“Such actions are repetitions of the failed experiences of the past 20 years and are against U.S., Afghanistan and the region’s interests,” said Zabiullah Mujahid, the Taliban’s chief spokesman.

The last U.S. drone strike in Afghanistan one year ago killed 10 civilian members of an Afghan family in the final week of U.S. presence in the country. The casualties included seven children. The operation was initially described as successful. The U.S. later admitted that the target was a mistake.

The U.S. intelligence community has “high confidence” that the dead individual is Zawahiri, the official said.

The president was first briefed on plans for a strike on July 1 in the White House Situation Room by advisers including CIA Director William Burns, Director of National Intelligence Avril Haines and Christine Abizaid, director of the U.S. National Counterterrorism Center, the Biden official said.

Mr. Biden made the decision to order the strike at a July 25 meeting with top advisers at which all the participants recommended going forward with it, the official said.

The official said that for several years, U.S. intelligence agencies had been aware of a network of individuals that supported the al Qaeda leader.

Intelligence agencies tracked several members of Zawahiri’s family, including his wife and children, as they moved to Kabul. The United States then got confirmation that Zawahiri himself was in Kabul.

In early April, that intelligence was briefed to deputy national security adviser Jonathan Finer and White House homeland security adviser Elizabeth Sherwood-Randall, then later to national security adviser Jake Sullivan and the president, the official said.

As with the 2011 raid that killed Osama bin Laden, U.S. spy agencies built a replica of the house where Zawahiri was staying, and brought it to meetings with Mr. Biden and his aides, the official said. Specialists used the model to confirm that Zawahiri could be killed in a missile strike without collapsing the entire structure and killing civilians, including members of his family.

After the strike, Haqqani Taliban members sought to cover up the fact that Zawahiri had taken shelter there by moving Zawahiri’s family to another location, according to the administration official.

“The safe house used by Zawahiri is now empty,” the official said.

Under the terms of the agreement signed with the Trump administration in February 2020, the Taliban vowed to prevent Afghanistan from being used as a haven for al Qaeda and other terrorist groups to plan attacks against the U.S. and its allies.

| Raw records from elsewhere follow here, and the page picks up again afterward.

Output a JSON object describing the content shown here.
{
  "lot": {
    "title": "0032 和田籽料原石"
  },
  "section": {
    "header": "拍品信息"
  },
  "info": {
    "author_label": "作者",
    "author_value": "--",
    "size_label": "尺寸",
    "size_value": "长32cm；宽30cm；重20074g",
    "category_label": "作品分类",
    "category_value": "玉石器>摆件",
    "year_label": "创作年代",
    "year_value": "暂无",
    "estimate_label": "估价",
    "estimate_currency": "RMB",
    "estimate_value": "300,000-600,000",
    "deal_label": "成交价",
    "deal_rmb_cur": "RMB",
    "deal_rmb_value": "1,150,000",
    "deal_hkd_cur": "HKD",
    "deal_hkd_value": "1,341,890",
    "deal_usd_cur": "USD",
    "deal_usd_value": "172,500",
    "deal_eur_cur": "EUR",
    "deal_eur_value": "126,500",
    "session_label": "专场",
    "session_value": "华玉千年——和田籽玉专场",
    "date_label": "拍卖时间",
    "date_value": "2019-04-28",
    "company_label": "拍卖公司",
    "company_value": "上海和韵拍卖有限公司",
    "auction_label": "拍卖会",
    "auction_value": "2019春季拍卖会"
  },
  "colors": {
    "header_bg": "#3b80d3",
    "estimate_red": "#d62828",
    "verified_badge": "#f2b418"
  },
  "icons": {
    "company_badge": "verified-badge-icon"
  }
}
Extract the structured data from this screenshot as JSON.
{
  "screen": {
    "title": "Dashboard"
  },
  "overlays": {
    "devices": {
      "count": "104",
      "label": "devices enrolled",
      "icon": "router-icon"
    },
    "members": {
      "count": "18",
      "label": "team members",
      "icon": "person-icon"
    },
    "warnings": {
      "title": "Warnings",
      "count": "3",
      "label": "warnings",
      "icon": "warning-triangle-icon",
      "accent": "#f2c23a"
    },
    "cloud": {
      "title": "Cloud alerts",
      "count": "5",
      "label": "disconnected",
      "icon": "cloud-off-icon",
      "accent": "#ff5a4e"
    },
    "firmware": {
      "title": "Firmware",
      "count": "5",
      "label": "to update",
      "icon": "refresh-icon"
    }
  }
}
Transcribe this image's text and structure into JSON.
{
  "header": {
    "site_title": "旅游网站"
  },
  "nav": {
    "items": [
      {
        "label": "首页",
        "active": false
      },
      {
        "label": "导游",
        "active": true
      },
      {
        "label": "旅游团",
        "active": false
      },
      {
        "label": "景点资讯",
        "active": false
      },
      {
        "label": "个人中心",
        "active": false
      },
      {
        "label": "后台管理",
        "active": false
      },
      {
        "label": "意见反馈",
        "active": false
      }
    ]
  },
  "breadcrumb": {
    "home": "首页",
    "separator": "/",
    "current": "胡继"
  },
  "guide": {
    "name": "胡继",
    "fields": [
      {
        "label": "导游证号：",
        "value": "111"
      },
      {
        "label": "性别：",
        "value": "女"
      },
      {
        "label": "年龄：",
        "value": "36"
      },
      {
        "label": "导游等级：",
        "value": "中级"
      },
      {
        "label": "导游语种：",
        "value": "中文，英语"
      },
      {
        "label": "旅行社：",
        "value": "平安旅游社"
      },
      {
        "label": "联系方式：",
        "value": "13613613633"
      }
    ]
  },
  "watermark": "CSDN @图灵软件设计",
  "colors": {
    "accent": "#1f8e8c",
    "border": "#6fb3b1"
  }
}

But the Taliban didn’t explicitly commit to continuing operations to target the group or to break ties with them.

The United Nations has since reported that the Taliban and al Qaeda remain closely connected...

No comments: